Task item:
Copy out all lines from the material that contain the string "CERTIFICADOS".

Data to process Block Start

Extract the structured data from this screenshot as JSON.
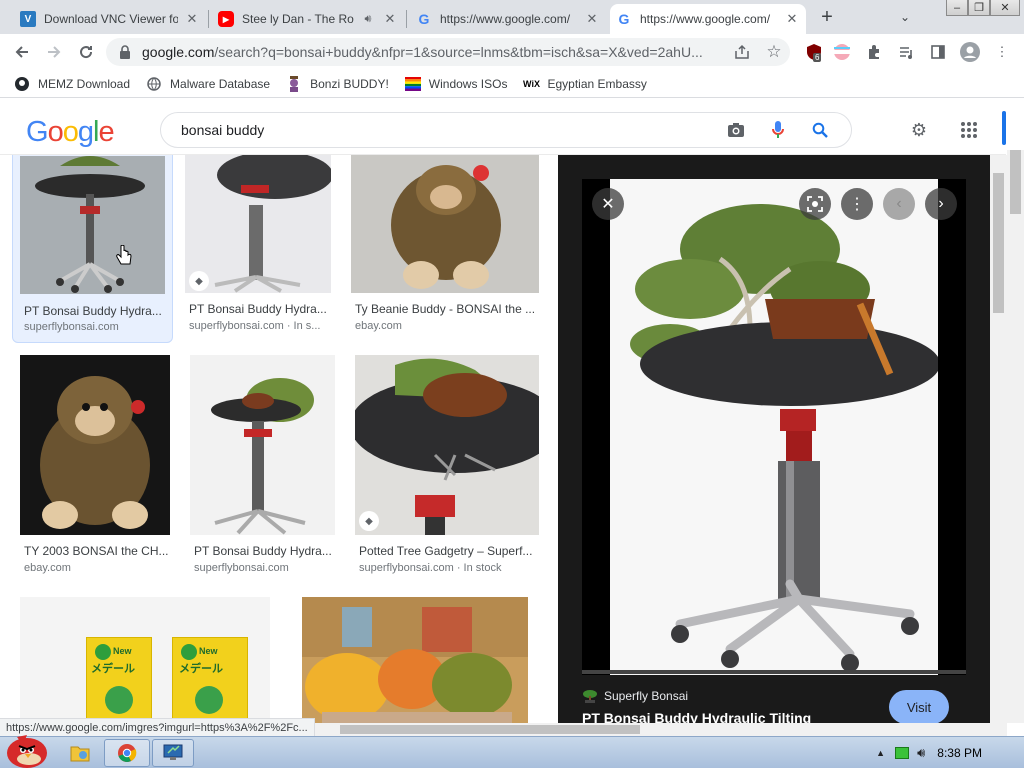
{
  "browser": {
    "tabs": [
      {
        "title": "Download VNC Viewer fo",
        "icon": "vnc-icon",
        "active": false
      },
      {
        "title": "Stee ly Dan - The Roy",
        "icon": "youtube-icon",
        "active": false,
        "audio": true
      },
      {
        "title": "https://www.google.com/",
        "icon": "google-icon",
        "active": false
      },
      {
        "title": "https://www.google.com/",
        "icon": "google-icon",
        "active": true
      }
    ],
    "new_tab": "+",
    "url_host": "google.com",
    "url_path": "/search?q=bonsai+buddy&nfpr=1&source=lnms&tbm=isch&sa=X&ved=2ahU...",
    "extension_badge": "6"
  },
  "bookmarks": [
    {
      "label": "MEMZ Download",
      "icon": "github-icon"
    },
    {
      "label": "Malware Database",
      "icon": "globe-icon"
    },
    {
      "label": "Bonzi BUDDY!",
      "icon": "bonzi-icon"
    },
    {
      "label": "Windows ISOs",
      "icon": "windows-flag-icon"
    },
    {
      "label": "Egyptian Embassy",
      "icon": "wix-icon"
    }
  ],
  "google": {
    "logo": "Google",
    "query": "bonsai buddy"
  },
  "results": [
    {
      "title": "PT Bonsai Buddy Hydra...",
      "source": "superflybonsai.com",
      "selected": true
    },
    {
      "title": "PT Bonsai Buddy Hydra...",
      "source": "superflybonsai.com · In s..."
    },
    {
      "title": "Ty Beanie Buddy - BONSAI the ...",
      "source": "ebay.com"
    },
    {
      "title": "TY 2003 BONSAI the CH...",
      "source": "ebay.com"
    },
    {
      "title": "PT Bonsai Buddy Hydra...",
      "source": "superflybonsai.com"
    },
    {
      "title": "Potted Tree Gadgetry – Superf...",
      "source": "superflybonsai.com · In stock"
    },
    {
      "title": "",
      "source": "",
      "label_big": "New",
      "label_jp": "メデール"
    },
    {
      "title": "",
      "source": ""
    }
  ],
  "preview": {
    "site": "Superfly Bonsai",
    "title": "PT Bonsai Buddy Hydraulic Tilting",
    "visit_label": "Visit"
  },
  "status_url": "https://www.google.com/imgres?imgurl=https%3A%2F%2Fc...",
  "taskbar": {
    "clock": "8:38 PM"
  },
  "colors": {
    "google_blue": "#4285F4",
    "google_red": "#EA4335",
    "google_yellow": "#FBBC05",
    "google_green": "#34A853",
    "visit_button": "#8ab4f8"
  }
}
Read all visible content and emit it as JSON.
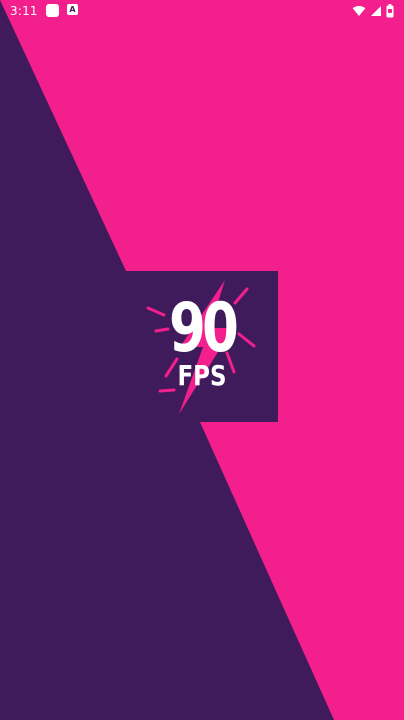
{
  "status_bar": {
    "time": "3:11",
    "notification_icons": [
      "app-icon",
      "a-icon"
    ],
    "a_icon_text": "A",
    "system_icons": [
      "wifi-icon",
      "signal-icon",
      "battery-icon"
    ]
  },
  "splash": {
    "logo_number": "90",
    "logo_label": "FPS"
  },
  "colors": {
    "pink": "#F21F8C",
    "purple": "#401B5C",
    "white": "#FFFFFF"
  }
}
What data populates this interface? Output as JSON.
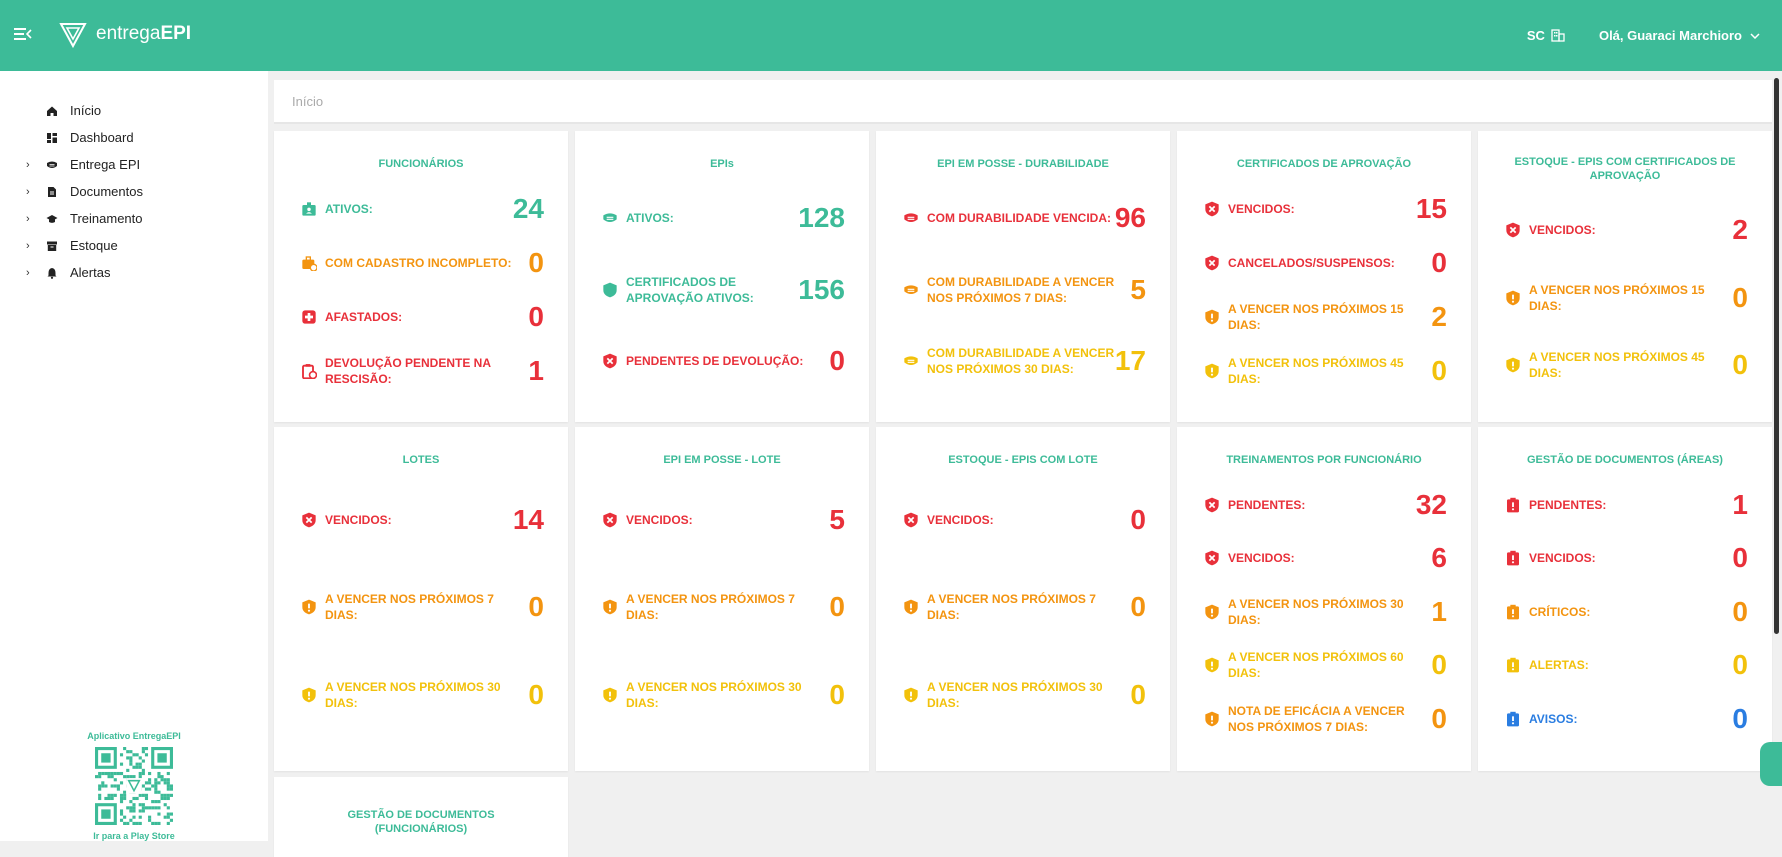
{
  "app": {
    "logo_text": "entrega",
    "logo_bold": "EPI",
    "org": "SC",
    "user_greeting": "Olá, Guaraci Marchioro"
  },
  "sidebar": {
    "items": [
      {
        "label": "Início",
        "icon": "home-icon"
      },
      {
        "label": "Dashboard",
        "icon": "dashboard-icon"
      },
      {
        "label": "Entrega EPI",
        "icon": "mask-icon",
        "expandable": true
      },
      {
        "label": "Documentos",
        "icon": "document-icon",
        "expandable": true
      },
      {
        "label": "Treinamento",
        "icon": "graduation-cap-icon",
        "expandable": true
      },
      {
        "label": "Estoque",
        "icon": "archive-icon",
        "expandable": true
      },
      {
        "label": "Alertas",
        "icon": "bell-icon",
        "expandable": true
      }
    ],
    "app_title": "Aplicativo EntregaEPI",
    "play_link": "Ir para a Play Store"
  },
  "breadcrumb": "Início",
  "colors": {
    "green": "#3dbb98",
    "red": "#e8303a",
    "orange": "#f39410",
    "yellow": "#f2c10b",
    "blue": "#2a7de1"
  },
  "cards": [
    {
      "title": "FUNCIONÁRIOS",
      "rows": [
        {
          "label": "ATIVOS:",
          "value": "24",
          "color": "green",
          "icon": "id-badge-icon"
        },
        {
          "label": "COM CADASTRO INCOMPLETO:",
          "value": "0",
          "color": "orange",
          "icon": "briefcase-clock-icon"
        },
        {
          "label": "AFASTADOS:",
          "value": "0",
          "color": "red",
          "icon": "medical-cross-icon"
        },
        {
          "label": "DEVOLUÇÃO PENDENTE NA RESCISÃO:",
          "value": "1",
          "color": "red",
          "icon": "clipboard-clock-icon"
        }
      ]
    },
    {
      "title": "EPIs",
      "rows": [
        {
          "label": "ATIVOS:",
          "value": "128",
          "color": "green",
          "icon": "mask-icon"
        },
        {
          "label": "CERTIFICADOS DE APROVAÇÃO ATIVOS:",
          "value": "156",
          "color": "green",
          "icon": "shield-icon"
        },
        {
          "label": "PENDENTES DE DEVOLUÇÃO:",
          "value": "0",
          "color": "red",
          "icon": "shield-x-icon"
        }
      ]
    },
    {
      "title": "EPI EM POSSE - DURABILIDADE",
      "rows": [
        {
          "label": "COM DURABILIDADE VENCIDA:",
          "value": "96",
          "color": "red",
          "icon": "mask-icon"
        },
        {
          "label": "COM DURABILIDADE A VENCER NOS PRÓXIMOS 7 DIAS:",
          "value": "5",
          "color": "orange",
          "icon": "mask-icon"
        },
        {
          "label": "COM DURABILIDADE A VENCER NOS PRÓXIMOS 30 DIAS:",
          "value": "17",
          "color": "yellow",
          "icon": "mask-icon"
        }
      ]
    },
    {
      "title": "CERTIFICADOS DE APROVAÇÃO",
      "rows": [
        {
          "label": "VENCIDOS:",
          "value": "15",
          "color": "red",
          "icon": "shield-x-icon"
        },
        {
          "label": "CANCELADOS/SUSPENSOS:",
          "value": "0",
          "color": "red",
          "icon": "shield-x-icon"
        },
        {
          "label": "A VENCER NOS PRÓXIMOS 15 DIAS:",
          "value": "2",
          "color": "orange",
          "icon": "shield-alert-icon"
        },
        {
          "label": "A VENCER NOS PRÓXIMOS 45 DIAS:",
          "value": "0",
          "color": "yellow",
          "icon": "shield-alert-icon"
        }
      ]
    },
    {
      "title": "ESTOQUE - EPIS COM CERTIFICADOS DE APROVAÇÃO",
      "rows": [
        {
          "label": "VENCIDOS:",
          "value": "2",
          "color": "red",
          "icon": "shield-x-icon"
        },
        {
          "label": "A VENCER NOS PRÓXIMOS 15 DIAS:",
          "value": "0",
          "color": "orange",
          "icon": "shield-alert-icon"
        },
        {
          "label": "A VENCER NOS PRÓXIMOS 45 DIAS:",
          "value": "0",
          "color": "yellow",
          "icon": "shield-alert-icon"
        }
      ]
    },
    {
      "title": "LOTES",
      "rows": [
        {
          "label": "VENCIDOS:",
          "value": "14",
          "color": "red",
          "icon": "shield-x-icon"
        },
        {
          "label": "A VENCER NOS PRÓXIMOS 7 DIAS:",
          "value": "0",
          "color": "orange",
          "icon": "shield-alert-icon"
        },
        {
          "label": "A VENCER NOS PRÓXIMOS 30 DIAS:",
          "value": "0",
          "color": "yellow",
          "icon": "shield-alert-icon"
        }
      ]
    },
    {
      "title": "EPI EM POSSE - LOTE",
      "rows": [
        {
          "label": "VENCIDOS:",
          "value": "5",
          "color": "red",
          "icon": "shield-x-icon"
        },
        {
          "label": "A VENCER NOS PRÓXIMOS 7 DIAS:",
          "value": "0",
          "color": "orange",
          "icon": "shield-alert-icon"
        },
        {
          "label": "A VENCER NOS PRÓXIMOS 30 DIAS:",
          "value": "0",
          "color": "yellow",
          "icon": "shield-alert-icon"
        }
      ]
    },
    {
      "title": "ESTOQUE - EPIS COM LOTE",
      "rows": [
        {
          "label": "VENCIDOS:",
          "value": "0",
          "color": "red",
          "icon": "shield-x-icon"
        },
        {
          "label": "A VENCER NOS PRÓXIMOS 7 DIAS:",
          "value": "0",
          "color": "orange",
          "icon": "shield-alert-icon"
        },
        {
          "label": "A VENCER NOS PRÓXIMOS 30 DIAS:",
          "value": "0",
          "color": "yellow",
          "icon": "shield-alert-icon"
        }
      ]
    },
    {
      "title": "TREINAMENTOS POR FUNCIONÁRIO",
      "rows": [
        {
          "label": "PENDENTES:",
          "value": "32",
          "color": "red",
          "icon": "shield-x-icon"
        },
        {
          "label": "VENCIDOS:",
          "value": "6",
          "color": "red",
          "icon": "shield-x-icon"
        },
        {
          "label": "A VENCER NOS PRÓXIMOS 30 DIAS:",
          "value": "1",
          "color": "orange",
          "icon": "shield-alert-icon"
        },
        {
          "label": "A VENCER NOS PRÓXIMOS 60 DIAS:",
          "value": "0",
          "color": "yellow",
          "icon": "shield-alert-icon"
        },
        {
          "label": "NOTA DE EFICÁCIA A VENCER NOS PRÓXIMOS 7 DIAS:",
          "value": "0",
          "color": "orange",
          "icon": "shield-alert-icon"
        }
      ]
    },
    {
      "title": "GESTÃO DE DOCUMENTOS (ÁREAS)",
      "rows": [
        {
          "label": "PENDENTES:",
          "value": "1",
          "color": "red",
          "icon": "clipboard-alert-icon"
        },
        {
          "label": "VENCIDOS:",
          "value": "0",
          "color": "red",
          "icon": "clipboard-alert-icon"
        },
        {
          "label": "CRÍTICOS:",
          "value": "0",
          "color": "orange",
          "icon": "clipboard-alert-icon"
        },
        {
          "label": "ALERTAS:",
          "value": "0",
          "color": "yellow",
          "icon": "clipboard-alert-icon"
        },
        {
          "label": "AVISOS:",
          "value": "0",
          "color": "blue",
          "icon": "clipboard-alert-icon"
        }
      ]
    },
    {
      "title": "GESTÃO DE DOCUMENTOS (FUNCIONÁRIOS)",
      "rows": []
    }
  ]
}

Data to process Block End

Task response:
          "label": "CERTIFICADOS DE APROVAÇÃO ATIVOS:",
      "title": "CERTIFICADOS DE APROVAÇÃO",
      "title": "ESTOQUE - EPIS COM CERTIFICADOS DE APROVAÇÃO",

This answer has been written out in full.